type MyMethodType = {
  ({ param1: string, numberParam: number }) => void
  ({ param1: string, arrayOfNumbersParam: number[] }) => void
}

const myMethod: MyMethodType = ({ param1, numberParam, arrayOfNumbersParam) => ...

The two signatures describe the two scenarios for the function call and TypeScript will flag any attempt to call the method using both numberParam and arrayOfNumbersParam arguments.

// Acceptable
myFunction({ param1: 'test', numberParam: 2 })

// Acceptable
myFunction({ param1: 'test', arrayOfNumbersParam: [2, 3, 4] })

// TypeScript error
myFunction({ param1: 'test', numberParam: 2, arrayOfNumbersParam: [2, 3, 4] })

However, if you're following along, you may have noticed that the type defined has a problem - neither signature, both of which have two parameters, match the function definition which has three parameters. TypeScript correctly flags this as an error.

To fix this issue, we must add a third parameter to each of the signatures. TypeScript has a handy never type that allows us to specify that the third parameter should never be used.

type MyMethodType = {
  ({ param1: string, numberParam: number, arrayOfNumbersParam?: never }) => void
  ({ param1: string, arrayOfNumbersParam: number[], numberParam?:never }) => void
}

const myMethod: MyMethodType = ({ param1, numberParam, arrayOfNumbersParam) => ...

The type definition now accurately describes the function definition and its' intended usage.

A DRYer way

Whilst describing complex method or function signature with function overloading may be the right way to go in many situations, I do have a problem with this particular implementation.

The param1 and return types are the same for both signatures, and it does not feel very DRY  to repeat this and to introduce the potential to have inconsistent and incorrect function type definitions.

Rather than use function overloads, there is an alternative.

Firstly, define the common aspects of the two signatures:

 type MyMethodType = {
  (params: { param1: string }) => void
}

const myMethod: MyMethodType = ({ param1, numberParam, arrayOfNumbersParam) => ...

Utilising TypeScript union types , the two alternate signatures can be added:

type myFunctionType = {
  (
    params: { param1: string } & (
      | { numberParam: number; arrayOfNumbersParam?: never }
      | { arrayOfNumbersParam: number[]; numberParam?: never }
    )
  ): void
}
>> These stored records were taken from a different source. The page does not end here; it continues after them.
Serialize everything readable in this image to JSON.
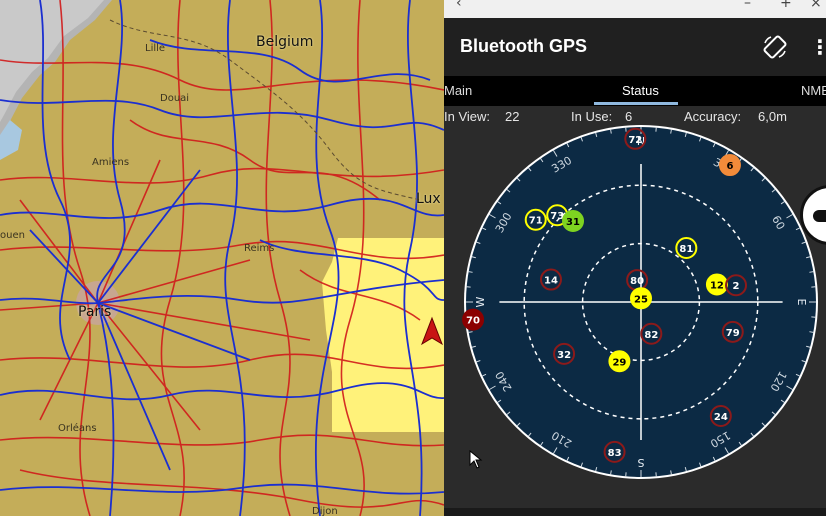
{
  "map": {
    "cities_big": [
      {
        "name": "Belgium",
        "id": "belgium"
      },
      {
        "name": "Paris",
        "id": "paris"
      },
      {
        "name": "Lux",
        "id": "lux"
      }
    ],
    "cities_small": [
      {
        "name": "Lille",
        "id": "lille"
      },
      {
        "name": "Douai",
        "id": "douai"
      },
      {
        "name": "Amiens",
        "id": "amiens"
      },
      {
        "name": "Reims",
        "id": "reims"
      },
      {
        "name": "ouen",
        "id": "rouen"
      },
      {
        "name": "Orléans",
        "id": "orleans"
      },
      {
        "name": "Dijon",
        "id": "dijon"
      }
    ]
  },
  "app": {
    "title": "Bluetooth GPS",
    "menu_icon": "more-vert-icon",
    "rotate_icon": "screen-rotation-icon"
  },
  "tabs": [
    {
      "label": "Main"
    },
    {
      "label": "Status"
    },
    {
      "label": "NME"
    }
  ],
  "stats": {
    "in_view_label": "In View:",
    "in_view_value": "22",
    "in_use_label": "In Use:",
    "in_use_value": "6",
    "accuracy_label": "Accuracy:",
    "accuracy_value": "6,0m"
  },
  "skyplot": {
    "cardinals": {
      "n": "N",
      "e": "E",
      "s": "S",
      "w": "W"
    },
    "bearing_labels": [
      "30",
      "60",
      "120",
      "150",
      "210",
      "240",
      "300",
      "330"
    ],
    "satellites": [
      {
        "id": "72",
        "az": 358,
        "el": 2,
        "style": "outline-red"
      },
      {
        "id": "6",
        "az": 33,
        "el": 2,
        "style": "orange"
      },
      {
        "id": "71",
        "az": 308,
        "el": 18,
        "style": "outline-yellow"
      },
      {
        "id": "73",
        "az": 316,
        "el": 25,
        "style": "outline-yellow"
      },
      {
        "id": "31",
        "az": 320,
        "el": 33,
        "style": "green"
      },
      {
        "id": "81",
        "az": 40,
        "el": 52,
        "style": "outline-yellow"
      },
      {
        "id": "80",
        "az": 350,
        "el": 78,
        "style": "outline-red"
      },
      {
        "id": "25",
        "az": 0,
        "el": 88,
        "style": "yellow"
      },
      {
        "id": "12",
        "az": 77,
        "el": 48,
        "style": "yellow"
      },
      {
        "id": "2",
        "az": 80,
        "el": 38,
        "style": "outline-red"
      },
      {
        "id": "14",
        "az": 284,
        "el": 40,
        "style": "outline-red"
      },
      {
        "id": "70",
        "az": 264,
        "el": -1,
        "style": "darkred"
      },
      {
        "id": "79",
        "az": 108,
        "el": 38,
        "style": "outline-red"
      },
      {
        "id": "32",
        "az": 236,
        "el": 40,
        "style": "outline-red"
      },
      {
        "id": "82",
        "az": 162,
        "el": 72,
        "style": "outline-red"
      },
      {
        "id": "29",
        "az": 200,
        "el": 56,
        "style": "yellow"
      },
      {
        "id": "24",
        "az": 145,
        "el": 15,
        "style": "outline-red"
      },
      {
        "id": "83",
        "az": 190,
        "el": 8,
        "style": "outline-red"
      }
    ],
    "colors": {
      "sky": "#0c2a44",
      "yellow": "#ffff00",
      "green": "#7ed321",
      "orange": "#f28b3a",
      "darkred": "#8b0000",
      "ring_red": "#8c1a1a"
    }
  }
}
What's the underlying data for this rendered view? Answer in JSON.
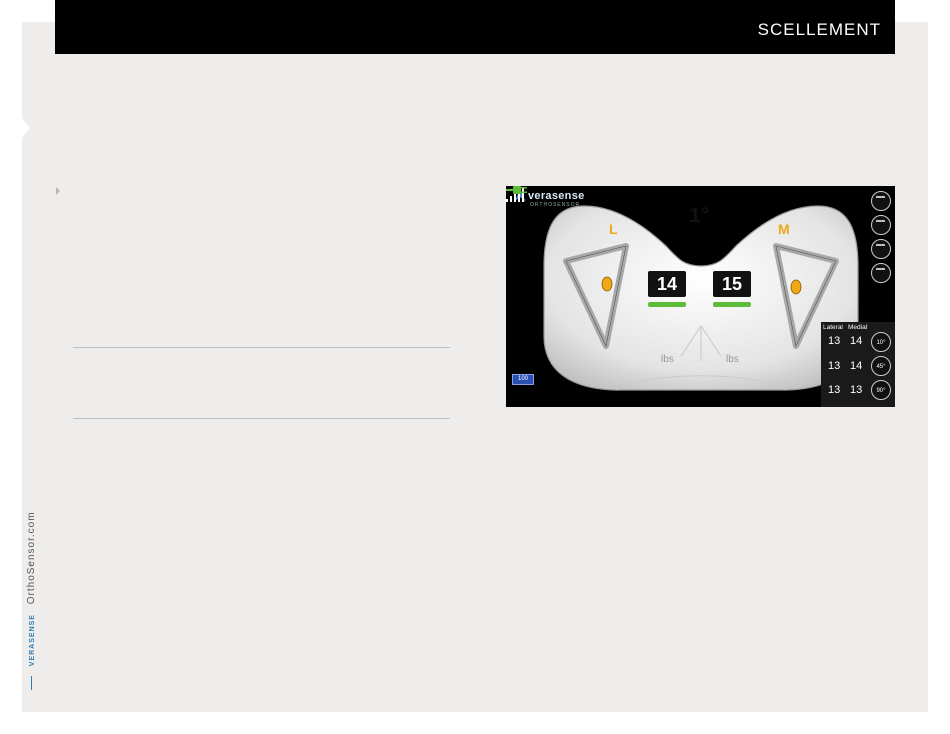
{
  "header": {
    "title": "SCELLEMENT"
  },
  "sidebar": {
    "brand": "VERASENSE",
    "website": "OrthoSensor.com"
  },
  "device": {
    "logo": {
      "name": "verasense",
      "subtitle": "ORTHOSENSOR"
    },
    "angle": "1°",
    "lateral_label": "L",
    "medial_label": "M",
    "lateral_load": "14",
    "medial_load": "15",
    "unit_left": "lbs",
    "unit_right": "lbs",
    "table": {
      "headers": [
        "Lateral",
        "Medial"
      ],
      "rows": [
        {
          "lateral": "13",
          "medial": "14",
          "angle": "10°"
        },
        {
          "lateral": "13",
          "medial": "14",
          "angle": "45°"
        },
        {
          "lateral": "13",
          "medial": "13",
          "angle": "90°"
        }
      ]
    },
    "battery": "100",
    "colors": {
      "accent": "#f0a818",
      "load_bar": "#5dbb3a",
      "background": "#000000"
    }
  }
}
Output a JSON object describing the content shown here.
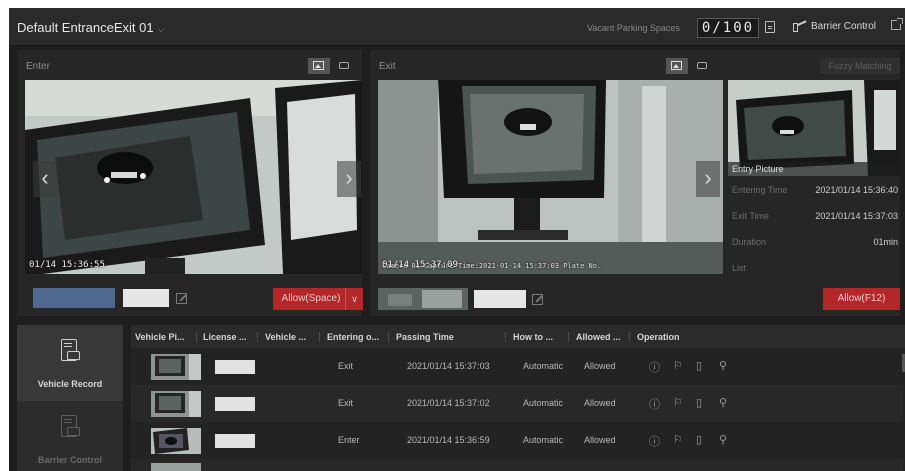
{
  "header": {
    "title": "Default EntranceExit 01",
    "vacant_label": "Vacant Parking Spaces",
    "vacant_count": "0/100",
    "barrier_label": "Barrier Control"
  },
  "enter": {
    "title": "Enter",
    "timestamp": "01/14 15:36:55",
    "allow_label": "Allow(Space)"
  },
  "exit": {
    "title": "Exit",
    "fuzzy_label": "Fuzzy Matching",
    "timestamp": "01/14 15:37:09",
    "overlay_text": "Camera 01 Capture Time:2021-01-14 15:37:03  Plate No.",
    "allow_label": "Allow(F12)"
  },
  "entry_info": {
    "picture_label": "Entry Picture",
    "rows": [
      {
        "label": "Entering Time",
        "value": "2021/01/14 15:36:40"
      },
      {
        "label": "Exit Time",
        "value": "2021/01/14 15:37:03"
      },
      {
        "label": "Duration",
        "value": "01min"
      },
      {
        "label": "List",
        "value": ""
      }
    ]
  },
  "nav": {
    "items": [
      {
        "label": "Vehicle Record"
      },
      {
        "label": "Barrier Control"
      }
    ]
  },
  "table": {
    "columns": [
      "Vehicle Pi...",
      "License ...",
      "Vehicle ...",
      "Entering o...",
      "Passing Time",
      "How to ...",
      "Allowed ...",
      "Operation"
    ],
    "rows": [
      {
        "direction": "Exit",
        "time": "2021/01/14 15:37:03",
        "how": "Automatic",
        "allowed": "Allowed"
      },
      {
        "direction": "Exit",
        "time": "2021/01/14 15:37:02",
        "how": "Automatic",
        "allowed": "Allowed"
      },
      {
        "direction": "Enter",
        "time": "2021/01/14 15:36:59",
        "how": "Automatic",
        "allowed": "Allowed"
      }
    ],
    "operation_icons": [
      "info-icon",
      "flag-icon",
      "document-icon",
      "search-icon"
    ]
  },
  "colors": {
    "background": "#1e1e1e",
    "panel": "#262626",
    "accent_red": "#b3262a",
    "plate_blue": "#4e6890"
  }
}
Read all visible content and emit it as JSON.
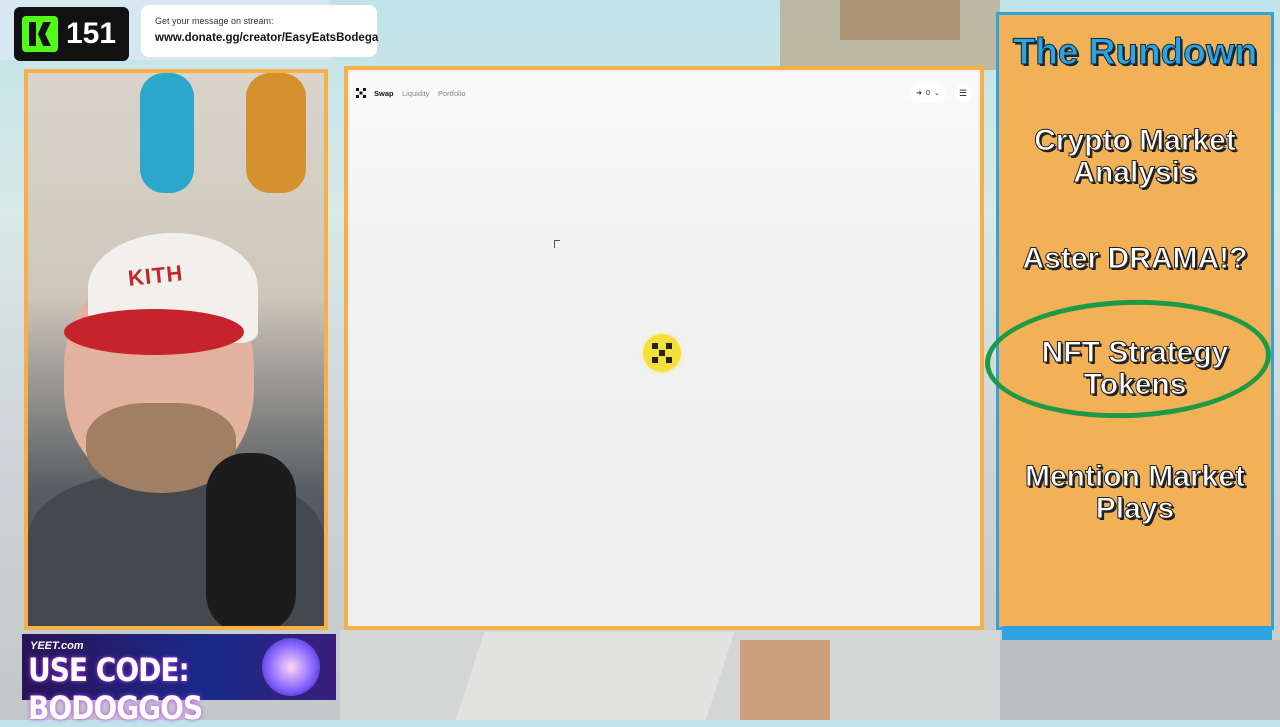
{
  "counter": {
    "value": "151"
  },
  "donate": {
    "prompt": "Get your message on stream:",
    "url": "www.donate.gg/creator/EasyEatsBodega"
  },
  "webcam": {
    "hat_text": "KITH"
  },
  "browser": {
    "nav": {
      "links": [
        {
          "label": "Swap",
          "active": true
        },
        {
          "label": "Liquidity",
          "active": false
        },
        {
          "label": "Portfolio",
          "active": false
        }
      ],
      "wallet_balance": "0",
      "menu_icon": "hamburger-icon"
    },
    "loader_icon": "app-logo-icon",
    "accent": "#f5e03a"
  },
  "rundown": {
    "title": "The Rundown",
    "items": [
      {
        "label": "Crypto Market Analysis",
        "highlighted": false
      },
      {
        "label": "Aster DRAMA!?",
        "highlighted": false
      },
      {
        "label": "NFT Strategy Tokens",
        "highlighted": true
      },
      {
        "label": "Mention Market Plays",
        "highlighted": false
      }
    ],
    "colors": {
      "panel": "#f2b156",
      "title": "#2fa2e0",
      "highlight_circle": "#1e9a46"
    }
  },
  "banner": {
    "brand": "YEET.com",
    "code_text": "USE CODE: BODOGGOS"
  }
}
const myMethod: MyMethodType = ({ param1, numberParam, arrayOfNumbersParam) => ...

This method avoids repetition and fully meets the requirements of the method signature.

Copyright © 2021-2022 Michael Ward